Both of them leapt to their feet, looking around. Bill already had the pistol in his hand. The howl sounded again, loud in the dark forest, sending gooseflesh creeping up and down Rachel’s entire body. She shifted position until her back was pressed against Bill’s so that together they could watch in all directions.
“Is that what I think it is?” Rachel hissed.
“If you’re thinking wolf, then that’s what I think too.” He answered in a not so steady voice.
“Will they attack humans?” She asked.
“They’ll attack anything except maybe a bear,” he said.
“I’m going to get the fire going,” Rachel said. “You keep an eye out.”
He didn’t say anything and a moment later she struck one of the fat matches and held it to a tuft of pine needles. They were dry and caught easily, Rachel hunching over the small flame to shield it from the wind until the larger sticks and branches began burning.

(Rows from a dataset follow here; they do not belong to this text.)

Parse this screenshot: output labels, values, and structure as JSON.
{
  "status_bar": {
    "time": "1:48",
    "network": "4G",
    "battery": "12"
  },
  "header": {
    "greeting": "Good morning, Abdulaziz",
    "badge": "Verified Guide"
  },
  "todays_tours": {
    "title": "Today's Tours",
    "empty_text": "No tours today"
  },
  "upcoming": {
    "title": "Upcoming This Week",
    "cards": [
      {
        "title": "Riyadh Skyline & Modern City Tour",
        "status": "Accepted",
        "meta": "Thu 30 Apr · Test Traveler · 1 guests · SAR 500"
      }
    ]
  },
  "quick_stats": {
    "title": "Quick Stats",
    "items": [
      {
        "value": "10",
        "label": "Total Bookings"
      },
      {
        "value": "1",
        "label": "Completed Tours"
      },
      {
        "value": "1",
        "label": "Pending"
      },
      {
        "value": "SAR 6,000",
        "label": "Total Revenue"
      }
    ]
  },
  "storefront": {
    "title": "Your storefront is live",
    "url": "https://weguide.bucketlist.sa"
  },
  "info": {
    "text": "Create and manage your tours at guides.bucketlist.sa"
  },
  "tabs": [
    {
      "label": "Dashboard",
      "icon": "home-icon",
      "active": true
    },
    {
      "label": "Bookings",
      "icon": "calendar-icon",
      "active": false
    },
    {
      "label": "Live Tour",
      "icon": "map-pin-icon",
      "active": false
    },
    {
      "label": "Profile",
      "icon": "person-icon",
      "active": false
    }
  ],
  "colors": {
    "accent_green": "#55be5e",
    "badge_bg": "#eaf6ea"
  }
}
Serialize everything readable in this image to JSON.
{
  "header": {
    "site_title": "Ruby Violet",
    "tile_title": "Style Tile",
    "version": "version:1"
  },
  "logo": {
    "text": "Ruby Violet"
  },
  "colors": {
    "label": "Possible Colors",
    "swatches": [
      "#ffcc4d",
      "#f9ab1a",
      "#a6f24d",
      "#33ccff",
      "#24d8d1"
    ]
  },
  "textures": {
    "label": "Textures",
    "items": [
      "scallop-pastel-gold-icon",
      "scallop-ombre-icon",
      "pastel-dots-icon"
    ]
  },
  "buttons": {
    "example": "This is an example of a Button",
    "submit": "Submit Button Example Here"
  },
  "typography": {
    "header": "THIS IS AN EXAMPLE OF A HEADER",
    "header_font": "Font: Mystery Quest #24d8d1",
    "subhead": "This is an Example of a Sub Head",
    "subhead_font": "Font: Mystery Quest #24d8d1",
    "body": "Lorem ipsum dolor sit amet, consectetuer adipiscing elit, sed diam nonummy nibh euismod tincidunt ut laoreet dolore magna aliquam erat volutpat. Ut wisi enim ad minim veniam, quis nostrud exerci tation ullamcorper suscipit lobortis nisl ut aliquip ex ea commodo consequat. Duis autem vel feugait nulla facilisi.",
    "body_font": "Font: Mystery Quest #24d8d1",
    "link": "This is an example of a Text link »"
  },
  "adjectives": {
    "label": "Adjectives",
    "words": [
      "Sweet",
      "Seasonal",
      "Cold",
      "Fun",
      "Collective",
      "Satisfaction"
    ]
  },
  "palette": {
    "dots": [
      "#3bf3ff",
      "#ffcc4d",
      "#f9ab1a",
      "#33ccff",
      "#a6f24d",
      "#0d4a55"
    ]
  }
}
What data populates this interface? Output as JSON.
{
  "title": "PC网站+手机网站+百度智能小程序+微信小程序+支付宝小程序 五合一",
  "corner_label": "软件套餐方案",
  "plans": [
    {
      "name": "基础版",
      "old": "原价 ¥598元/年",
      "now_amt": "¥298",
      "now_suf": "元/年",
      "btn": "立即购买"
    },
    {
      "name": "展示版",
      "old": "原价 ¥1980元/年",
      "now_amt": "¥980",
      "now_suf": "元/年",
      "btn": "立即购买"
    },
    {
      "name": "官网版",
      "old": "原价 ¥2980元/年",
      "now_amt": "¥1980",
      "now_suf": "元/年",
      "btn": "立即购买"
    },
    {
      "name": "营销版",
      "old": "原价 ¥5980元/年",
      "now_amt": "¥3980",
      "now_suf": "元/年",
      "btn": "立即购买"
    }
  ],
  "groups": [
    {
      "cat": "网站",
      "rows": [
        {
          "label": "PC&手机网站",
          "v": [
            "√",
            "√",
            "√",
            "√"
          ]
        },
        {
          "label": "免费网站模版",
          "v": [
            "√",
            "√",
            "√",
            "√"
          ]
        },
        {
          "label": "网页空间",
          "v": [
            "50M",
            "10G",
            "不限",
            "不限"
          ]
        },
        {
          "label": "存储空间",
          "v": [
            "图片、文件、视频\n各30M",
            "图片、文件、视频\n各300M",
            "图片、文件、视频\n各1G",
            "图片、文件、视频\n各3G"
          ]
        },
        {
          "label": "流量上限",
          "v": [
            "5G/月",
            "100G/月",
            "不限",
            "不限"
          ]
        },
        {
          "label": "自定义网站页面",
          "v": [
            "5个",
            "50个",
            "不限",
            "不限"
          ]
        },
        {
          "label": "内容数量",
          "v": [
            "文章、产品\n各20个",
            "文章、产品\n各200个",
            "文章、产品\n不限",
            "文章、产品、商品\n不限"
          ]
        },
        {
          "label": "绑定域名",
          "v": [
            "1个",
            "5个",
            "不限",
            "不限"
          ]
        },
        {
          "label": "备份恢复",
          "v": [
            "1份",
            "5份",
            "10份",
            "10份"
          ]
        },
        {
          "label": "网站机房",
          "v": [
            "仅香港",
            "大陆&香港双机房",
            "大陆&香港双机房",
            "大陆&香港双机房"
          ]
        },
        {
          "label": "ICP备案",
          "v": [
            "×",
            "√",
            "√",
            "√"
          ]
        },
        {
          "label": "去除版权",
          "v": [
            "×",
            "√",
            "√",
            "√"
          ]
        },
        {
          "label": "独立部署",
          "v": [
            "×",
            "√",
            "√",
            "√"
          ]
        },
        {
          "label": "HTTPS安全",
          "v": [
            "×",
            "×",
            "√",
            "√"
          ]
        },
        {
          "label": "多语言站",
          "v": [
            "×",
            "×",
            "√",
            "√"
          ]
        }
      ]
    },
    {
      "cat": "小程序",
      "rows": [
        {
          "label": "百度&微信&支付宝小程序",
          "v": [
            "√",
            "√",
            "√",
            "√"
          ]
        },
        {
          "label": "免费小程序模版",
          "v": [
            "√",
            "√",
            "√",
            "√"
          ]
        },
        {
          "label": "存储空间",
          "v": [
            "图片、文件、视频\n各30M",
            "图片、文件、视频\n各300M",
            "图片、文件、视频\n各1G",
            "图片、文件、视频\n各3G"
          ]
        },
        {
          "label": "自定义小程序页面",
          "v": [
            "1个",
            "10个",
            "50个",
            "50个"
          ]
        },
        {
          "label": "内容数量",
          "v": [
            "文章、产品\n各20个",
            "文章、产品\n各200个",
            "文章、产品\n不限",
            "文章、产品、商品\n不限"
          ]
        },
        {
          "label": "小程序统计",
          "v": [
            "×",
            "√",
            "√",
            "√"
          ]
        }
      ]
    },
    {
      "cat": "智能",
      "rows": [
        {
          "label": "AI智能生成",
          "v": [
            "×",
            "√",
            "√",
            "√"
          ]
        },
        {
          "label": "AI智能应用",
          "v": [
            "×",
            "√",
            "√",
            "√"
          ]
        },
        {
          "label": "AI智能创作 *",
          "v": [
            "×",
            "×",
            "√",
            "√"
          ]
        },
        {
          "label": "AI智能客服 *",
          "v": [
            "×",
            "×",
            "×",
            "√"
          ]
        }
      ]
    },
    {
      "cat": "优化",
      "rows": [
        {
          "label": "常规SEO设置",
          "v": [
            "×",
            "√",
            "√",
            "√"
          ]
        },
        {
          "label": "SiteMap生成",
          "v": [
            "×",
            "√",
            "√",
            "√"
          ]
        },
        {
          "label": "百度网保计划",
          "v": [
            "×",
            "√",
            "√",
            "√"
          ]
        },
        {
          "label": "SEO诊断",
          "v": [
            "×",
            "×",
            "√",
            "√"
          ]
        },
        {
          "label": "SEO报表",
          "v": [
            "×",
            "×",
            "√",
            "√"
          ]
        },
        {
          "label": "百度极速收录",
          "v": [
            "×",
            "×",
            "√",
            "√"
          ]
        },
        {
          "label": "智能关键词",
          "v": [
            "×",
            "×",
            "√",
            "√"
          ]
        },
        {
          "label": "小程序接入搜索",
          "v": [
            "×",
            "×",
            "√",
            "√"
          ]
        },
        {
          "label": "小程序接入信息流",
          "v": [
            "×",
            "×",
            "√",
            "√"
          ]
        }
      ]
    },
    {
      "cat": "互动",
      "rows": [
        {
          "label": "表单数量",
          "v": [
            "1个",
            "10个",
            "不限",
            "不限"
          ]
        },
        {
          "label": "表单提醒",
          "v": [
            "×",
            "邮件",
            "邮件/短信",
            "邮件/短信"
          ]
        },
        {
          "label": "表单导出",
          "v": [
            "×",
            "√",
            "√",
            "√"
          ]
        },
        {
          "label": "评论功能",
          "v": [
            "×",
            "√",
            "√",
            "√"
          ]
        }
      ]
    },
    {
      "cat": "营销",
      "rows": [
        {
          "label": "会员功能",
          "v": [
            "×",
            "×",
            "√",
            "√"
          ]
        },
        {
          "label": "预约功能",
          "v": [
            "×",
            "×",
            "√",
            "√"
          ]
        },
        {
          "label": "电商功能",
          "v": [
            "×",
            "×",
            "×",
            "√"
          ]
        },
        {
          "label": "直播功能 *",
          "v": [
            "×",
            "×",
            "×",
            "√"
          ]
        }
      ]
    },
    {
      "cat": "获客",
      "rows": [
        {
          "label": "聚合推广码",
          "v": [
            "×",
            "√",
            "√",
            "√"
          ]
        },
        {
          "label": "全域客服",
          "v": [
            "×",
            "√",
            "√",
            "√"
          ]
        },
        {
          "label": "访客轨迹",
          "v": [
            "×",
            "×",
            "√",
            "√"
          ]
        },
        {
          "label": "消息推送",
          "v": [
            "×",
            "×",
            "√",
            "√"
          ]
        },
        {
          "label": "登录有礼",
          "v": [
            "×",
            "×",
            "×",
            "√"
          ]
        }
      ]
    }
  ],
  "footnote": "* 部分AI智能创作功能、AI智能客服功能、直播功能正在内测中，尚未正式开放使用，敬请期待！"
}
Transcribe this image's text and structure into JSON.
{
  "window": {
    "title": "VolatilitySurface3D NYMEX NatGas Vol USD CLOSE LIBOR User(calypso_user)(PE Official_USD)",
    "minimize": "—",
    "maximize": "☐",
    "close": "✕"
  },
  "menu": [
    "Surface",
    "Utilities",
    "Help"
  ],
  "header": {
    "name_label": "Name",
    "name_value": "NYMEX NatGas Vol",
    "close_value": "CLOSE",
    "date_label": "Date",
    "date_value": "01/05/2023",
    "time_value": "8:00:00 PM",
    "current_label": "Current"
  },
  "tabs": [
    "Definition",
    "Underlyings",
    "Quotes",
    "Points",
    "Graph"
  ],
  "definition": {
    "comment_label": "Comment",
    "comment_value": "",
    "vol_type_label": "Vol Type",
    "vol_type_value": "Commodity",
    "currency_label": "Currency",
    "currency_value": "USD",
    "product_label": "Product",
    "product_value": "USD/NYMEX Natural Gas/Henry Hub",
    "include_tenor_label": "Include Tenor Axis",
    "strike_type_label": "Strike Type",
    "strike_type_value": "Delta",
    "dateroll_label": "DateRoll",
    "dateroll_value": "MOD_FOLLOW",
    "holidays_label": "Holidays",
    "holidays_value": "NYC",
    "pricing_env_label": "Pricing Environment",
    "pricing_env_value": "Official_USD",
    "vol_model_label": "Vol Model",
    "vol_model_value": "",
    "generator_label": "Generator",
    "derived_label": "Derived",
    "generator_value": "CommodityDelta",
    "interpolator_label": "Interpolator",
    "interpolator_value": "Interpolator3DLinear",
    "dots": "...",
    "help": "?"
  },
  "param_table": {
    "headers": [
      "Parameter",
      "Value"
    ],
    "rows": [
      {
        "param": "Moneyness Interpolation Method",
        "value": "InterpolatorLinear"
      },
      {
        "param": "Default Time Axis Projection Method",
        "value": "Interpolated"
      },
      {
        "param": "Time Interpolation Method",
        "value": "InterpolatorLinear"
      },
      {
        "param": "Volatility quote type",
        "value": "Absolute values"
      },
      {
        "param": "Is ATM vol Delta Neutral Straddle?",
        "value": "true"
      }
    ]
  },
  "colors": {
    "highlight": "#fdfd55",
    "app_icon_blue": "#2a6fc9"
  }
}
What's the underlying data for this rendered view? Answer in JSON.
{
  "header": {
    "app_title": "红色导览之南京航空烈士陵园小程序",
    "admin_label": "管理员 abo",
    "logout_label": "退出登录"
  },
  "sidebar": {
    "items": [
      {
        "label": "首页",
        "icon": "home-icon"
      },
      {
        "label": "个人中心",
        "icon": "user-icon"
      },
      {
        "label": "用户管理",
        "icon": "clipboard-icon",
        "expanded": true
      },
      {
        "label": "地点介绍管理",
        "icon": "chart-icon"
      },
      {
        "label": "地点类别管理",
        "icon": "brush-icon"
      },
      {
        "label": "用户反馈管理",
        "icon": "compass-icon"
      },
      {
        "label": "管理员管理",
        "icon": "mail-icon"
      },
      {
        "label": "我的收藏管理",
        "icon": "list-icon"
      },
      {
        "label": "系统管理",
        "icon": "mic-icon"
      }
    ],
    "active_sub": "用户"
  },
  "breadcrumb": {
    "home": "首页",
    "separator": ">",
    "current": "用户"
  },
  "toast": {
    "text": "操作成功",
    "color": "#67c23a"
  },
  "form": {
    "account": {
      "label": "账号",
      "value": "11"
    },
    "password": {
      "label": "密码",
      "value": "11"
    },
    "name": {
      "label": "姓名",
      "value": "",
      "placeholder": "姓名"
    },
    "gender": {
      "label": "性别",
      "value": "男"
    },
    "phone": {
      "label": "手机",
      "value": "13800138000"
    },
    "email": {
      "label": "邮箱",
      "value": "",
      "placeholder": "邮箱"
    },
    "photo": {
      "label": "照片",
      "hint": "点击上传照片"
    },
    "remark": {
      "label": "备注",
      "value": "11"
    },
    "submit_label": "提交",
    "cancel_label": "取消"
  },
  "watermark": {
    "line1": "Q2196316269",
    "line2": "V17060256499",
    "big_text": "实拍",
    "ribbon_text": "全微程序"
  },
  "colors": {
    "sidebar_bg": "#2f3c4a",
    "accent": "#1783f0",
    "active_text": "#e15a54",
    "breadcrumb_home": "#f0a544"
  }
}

Once it was crackling away, Rachel reached back into the pouch and pulled out the flare gun. She looked at it a moment to figure it out, then pressed the release lever and broke it open. She could see brass in the chamber and satisfied it was loaded, snapped it closed. Three more flares were in a small plastic case that she stuffed it in her pocket.
“What are you going to do with that?” Bill asked when she stood up and he saw it in her hand.
“Maybe I’m wrong, but…” she was interrupted by another howl, this one sounding like it was no farther away than the far side of the clearing.
Rachel and Bill both faced that direction with their weapon at arm’s length, pointed at where the howl originated. They stood that way for a minute, then Rachel began to worry that while they were distracted they were being stalked from behind. Turning, she started to move so her back was against Bill’s but froze when she saw a pair of yellow eyes watching her from the edge of the forest.
“Oh, fuck,” she breathed as the eyes began approaching.
The fire wasn’t large, what light it cast creating shadows in the forest that danced as the wind fanned the flames. But there was one large shadow that approached slowly, not wavering. The eyes were bright, reflecting the firelight and Rachel didn’t think the animal was more than thirty feet away. It was considerably larger than Dog.
Rachel was shaking with fear, her heart pounding as she tried to steady the flare gun. The eyes were mesmerizing. Unblinking. Focused. A fear as primal and instinctual as any she’d ever experienced washed over her. Forcing herself to hold steady, Rachel aimed and pulled the trigger.
There was a loud pop as the flare was triggered, a burning trail marking its passage through the air as it raced across the open space between her and the wolf. It struck the ground a foot in front of the animal, ricocheting up and impacting its chest as the second stage ignited, exploding into an intense ball of fire.
The wolf yelped, stumbling backwards into the forest, its fur burning from the compounds in the flare. It raced away, screaming like Rachel had never imagined any canine could. She was able to track its progress for a few moments as it disappeared into the night.
“Holy shit,” Bill said softly.
Rachel was shaking but forced herself to open the flare gun, discard the used shell and load in a fresh one. They stood back to back, only taking their attention off the forest long enough to stack more wood on the fire. After close to three hours they hadn’t heard or seen any further sign of the wolves. Shivering from the cold and exhausted after the fear induced adrenaline surge they finally huddled around the fire and tried to stay warm enough to survive the night.